London Tube gets covered-up versions of Schiele nudes after it deems the originals too racy

As the art world plans to celebrate the centenary of Austrian expressionist painter Egon Schiele's death, some of his nudes have been dubbed too racy to show in their full glory, not least in the London underground.

London Tube gets covered-up versions of Schiele nudes after it deems the originals too racy
Photo: Christian Lendl/Vienna Tourist Board/AFP
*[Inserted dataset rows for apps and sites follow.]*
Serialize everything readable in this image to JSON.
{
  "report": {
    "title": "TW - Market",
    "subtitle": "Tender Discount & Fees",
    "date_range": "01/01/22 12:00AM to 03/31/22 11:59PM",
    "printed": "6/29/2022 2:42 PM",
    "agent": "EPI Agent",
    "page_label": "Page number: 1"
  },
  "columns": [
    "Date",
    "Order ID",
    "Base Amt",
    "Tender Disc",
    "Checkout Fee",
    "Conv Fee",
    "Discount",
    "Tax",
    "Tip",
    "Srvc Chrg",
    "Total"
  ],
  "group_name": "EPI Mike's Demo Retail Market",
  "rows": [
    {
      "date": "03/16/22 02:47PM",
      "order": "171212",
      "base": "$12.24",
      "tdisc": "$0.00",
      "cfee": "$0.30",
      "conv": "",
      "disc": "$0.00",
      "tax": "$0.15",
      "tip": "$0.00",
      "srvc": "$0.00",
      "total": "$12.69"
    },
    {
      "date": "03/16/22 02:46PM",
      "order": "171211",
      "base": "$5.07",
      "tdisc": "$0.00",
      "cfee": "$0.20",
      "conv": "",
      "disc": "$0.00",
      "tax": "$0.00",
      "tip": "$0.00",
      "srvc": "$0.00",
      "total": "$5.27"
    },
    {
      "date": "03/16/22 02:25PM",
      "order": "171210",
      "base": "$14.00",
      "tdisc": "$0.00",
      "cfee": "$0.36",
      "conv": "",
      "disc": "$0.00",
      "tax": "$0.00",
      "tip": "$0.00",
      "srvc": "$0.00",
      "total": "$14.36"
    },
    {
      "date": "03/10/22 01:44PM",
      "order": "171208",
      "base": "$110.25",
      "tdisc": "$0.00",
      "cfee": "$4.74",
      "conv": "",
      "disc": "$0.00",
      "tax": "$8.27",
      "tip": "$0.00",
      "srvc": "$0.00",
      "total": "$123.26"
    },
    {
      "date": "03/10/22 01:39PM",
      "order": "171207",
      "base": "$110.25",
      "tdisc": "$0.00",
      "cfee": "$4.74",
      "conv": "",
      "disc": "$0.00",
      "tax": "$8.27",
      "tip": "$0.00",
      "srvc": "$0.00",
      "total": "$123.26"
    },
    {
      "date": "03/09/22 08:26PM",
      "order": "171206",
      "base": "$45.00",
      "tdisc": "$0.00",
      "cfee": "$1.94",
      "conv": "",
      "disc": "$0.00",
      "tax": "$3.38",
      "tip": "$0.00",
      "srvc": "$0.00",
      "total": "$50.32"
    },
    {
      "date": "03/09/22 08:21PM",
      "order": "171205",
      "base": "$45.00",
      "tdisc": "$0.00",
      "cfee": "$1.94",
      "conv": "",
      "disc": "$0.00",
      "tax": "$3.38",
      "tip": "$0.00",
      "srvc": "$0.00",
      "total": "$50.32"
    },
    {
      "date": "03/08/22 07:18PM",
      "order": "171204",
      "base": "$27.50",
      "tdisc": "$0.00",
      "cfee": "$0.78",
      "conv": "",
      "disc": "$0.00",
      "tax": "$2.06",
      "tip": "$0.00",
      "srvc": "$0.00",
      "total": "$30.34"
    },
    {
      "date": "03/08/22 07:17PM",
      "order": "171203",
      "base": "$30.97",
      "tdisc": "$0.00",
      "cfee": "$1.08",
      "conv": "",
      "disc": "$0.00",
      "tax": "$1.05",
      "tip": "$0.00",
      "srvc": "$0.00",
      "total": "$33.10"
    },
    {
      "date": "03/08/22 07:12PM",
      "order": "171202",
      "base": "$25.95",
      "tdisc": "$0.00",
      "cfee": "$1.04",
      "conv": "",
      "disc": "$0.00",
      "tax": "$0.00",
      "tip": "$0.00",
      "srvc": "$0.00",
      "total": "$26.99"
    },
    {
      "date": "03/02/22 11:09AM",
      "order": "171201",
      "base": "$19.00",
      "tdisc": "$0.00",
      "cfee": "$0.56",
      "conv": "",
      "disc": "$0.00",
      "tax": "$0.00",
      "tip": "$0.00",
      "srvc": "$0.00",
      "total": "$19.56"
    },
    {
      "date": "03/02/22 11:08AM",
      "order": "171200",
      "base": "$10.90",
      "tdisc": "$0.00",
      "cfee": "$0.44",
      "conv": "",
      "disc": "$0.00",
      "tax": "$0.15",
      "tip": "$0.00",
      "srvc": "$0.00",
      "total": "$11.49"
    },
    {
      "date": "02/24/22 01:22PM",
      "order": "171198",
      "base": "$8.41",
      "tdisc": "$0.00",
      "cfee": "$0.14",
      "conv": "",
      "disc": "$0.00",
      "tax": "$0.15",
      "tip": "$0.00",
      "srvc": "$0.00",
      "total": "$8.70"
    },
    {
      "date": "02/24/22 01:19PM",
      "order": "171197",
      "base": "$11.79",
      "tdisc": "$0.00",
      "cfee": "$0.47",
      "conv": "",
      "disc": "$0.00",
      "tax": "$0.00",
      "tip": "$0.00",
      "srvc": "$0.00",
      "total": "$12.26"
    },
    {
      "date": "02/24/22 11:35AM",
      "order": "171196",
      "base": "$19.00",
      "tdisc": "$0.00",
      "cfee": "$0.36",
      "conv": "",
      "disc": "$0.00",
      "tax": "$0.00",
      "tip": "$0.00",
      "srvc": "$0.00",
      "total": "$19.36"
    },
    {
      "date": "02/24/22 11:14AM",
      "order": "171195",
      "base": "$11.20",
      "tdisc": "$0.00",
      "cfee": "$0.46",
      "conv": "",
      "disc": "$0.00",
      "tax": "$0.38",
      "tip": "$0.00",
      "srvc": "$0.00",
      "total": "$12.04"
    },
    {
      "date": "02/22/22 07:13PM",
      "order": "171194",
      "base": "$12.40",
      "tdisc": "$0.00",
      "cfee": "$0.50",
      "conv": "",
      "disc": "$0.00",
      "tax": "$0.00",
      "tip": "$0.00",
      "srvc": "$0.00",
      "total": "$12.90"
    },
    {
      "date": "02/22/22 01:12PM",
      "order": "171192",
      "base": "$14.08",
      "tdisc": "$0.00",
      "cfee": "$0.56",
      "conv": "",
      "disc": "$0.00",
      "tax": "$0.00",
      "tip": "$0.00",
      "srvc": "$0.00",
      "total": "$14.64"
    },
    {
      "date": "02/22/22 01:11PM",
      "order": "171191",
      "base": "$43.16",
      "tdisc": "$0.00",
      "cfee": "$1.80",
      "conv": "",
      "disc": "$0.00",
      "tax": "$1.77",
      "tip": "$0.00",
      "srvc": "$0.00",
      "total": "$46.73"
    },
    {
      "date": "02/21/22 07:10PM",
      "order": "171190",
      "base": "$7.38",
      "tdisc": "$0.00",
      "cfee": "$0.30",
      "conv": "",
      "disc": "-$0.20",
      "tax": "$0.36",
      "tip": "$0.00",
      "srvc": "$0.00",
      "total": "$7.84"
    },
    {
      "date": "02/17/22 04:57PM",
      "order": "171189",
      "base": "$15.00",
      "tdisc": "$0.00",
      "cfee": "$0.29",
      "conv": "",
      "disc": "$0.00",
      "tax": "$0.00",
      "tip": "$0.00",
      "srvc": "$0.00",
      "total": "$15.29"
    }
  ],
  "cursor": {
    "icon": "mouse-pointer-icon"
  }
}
Austrian museums will next year host a series of exhibitions and events to mark the centenary of his passing but time has apparently not dimmed some of the prudish attitudes prevalent in his lifetime regarding his rawest works, Vienna Tourist Board director Norbert Kettner told AFP.
   
Two of his works — “Seated Male Nude (Self-Portrait),” from 1910, and his 1914 work “Girl With Orange Stockings,” appear with their genitals covered over after Transport for London found the uncensored originals beyond the pale.
 
Advertising hoardings in Germany have similarly covered the offending parts, even though the works were deliberately selected as “we wanted to raise a discussion and the theme of nudity seemed pertinent,” Kettner told AFP.
 
“The campaign was ready but when we came up with the first visuals we had several reactions of 'that won't do; regulations won't allow us to show genitalia,'” he explained after the London Tube and a German airport both complained.
 
“We had the green light for a very large format and, the day before they went up, agreement was withdrawn as an ethics committee felt (full nude versions) wouldn't be acceptable for an airport public” or patrons of London's underground trains.
 
The Viennese tourist office quickly revamped the pictures, covering up the offending organs and adding on the blotted out section the slogan, “SORRY, 100 years old but still too daring today.”
 
They have also added the hashtag #ToArtItsFreedom in London – a play on the “To every age its art. To every art its freedom” inscribed on the entrance of the Vienna Secession building housing the union of Austrian artists movement.
 
Kettner revealed that a Viennese display did not share the artistic-sexual qualms of the British or the Germans and had approved a “non-censored” version.
 
The prolific Schiele, born in 1890 and who died of Spanish flu aged 28, was not always popular in his homeland where some, notably in conservative circles, took a dim view of his vision of tortured eroticism.
 
Nonetheless, a retrospective of his work will see a number of exhibitions highlight his talents as well as those of his first mentor and Secession co-founder Gustav Klimt.